The center-periphery model is a fundamental idea in global economics that helps us understand how different regions and countries interact. This model is considered to be the skim of capitalism, and its development starts with colonialism, neo-colonialism, and imperialism.

The center-periphery model represents a pivotal paradigm in comprehending global economics. It underlines the asymmetric relationship between the center and periphery, asserting that the development of one influences the other, but equality does not prevail. The center embodies self-centered capitalism, driven by its own interests, while the periphery signifies an extraverted form imposed through colonialization. Specialization in low-value-added industries further delineates the differences between them. An essential aspect of this model is articulation, where the center demonstrates its capacity to match supply with demand, in contrast to the disarticulation characterizing the periphery.
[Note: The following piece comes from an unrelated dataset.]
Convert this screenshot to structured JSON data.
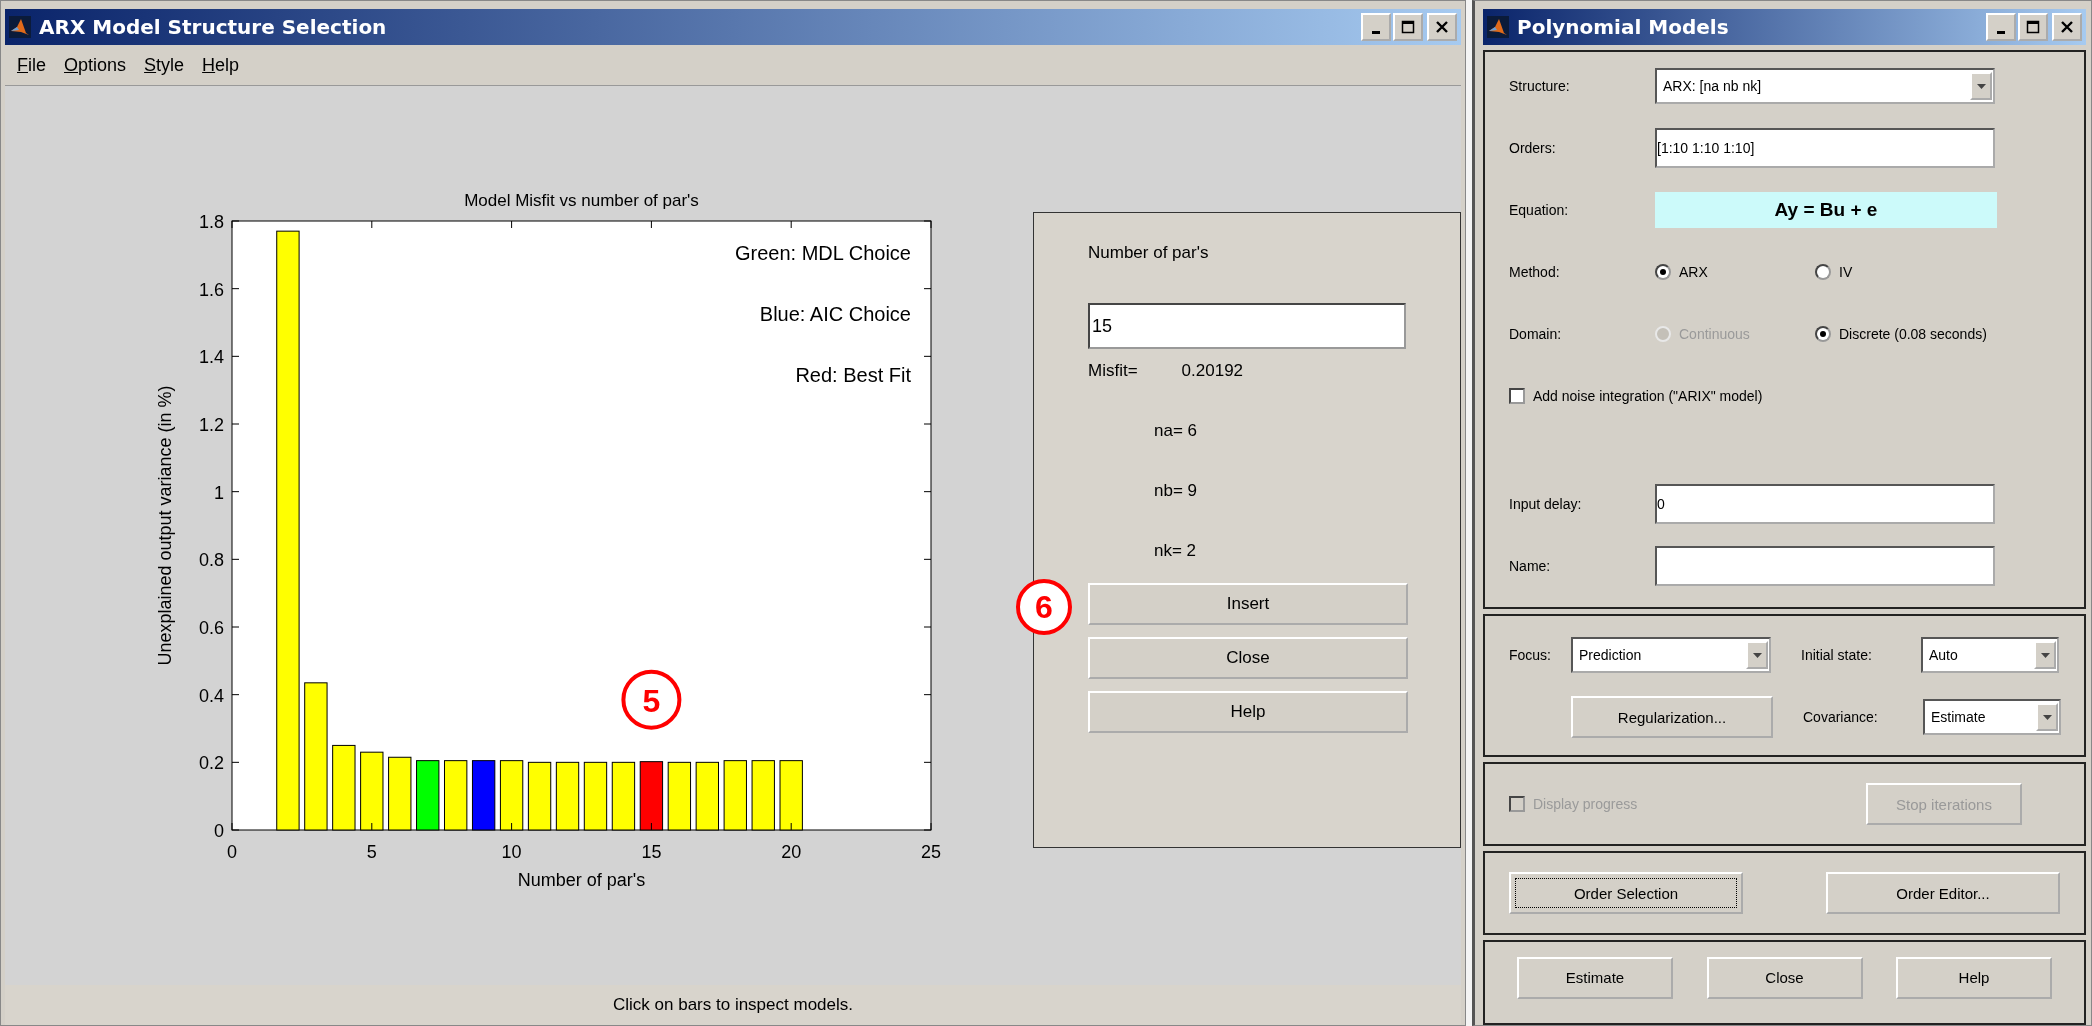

Dependency forms the core of the center-periphery model. The periphery’s reliance on the center for economic sustenance results in the production of surplus goods that the periphery does not need, often sold to the center at lower prices. This relationship leads to socioeconomic underdevelopment in the periphery, while the center experiences socioeconomic development due to foreign expansion through colonialization, neocolonialization, and imperialism.
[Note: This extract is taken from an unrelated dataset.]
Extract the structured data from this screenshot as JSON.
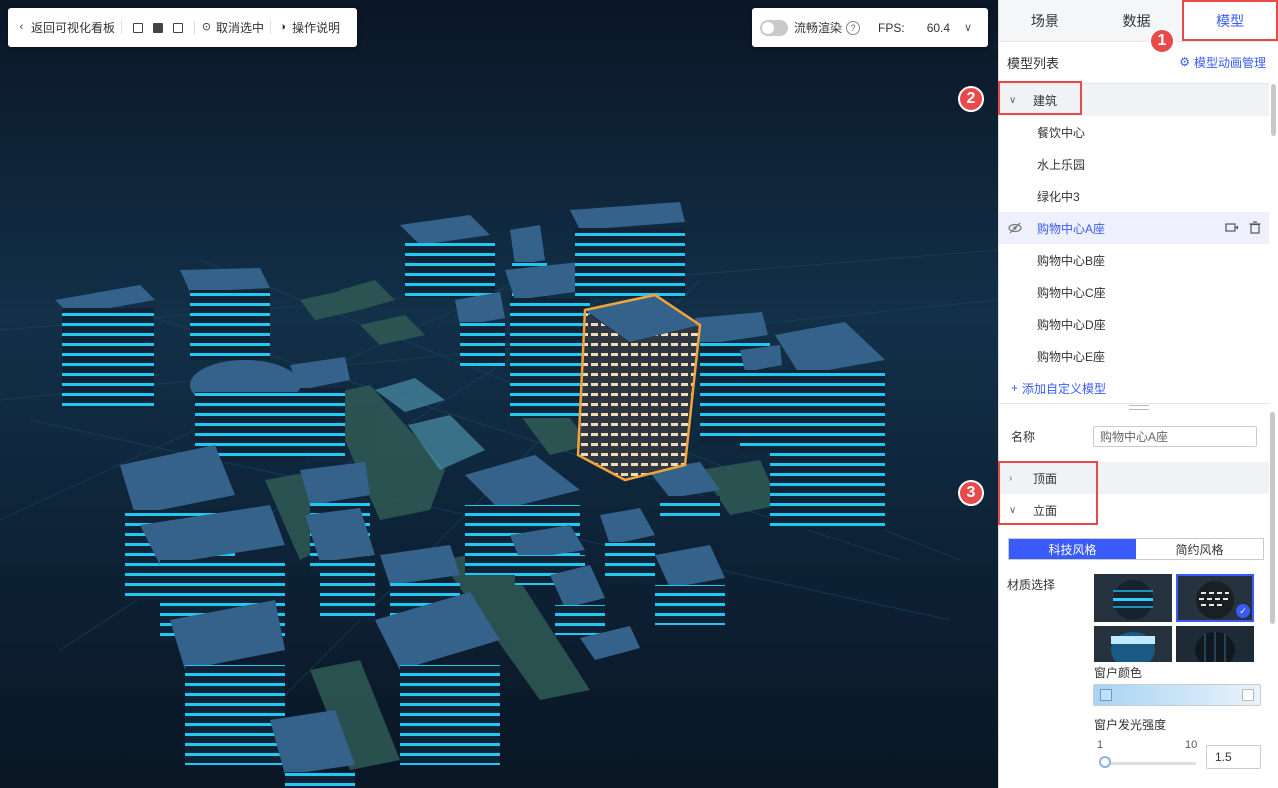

Raul Prebisch, an Argentine economist, significantly contributed to the center-periphery model. He emphasized the role of trade in perpetuating dependency, noting how colonial economies were structured to provide low-value-added goods to their colonial masters. After gaining independence, these nations realized that their economies primarily served the interests of their former colonizers. They specialized in sectors with little to no value added, resulting in economic underdevelopment.

Samir Amin, a neo-Marxist thinker, built on Prebisch’s ideas, shifting the focus from trade to production. Amin’s perspective highlighted labor rights and labor movements as essential factors. In the center, strong unions led to higher wages and product prices. In the periphery, weak labor rights meant that all profits went to capitalists, resulting in low prices.

The Prebisch-Singer Hypothesis underscored the impact of productivity on product prices. In the center, increasing productivity resulted in the partial redistribution of profits to workers through higher wages, leading to increased product prices. This indicated articulation. In the periphery, where strong unions were lacking, workers could not demand higher wages, leading to 100% of the salaries going to capitalists and disarticulation. This difference between center and periphery was further reinforced by the fact that workers in the center were also consumers, while in the periphery, they were primarily producers.

As the “Beyond core and periphery: the role of the semi-periphery in global communication” article by Gemma Cairó-i-Céspedes and Juan Carlos Palacios explains, Immanuel Wallerstein’s World-Systems Theory expanded the center-periphery model by introducing the concept of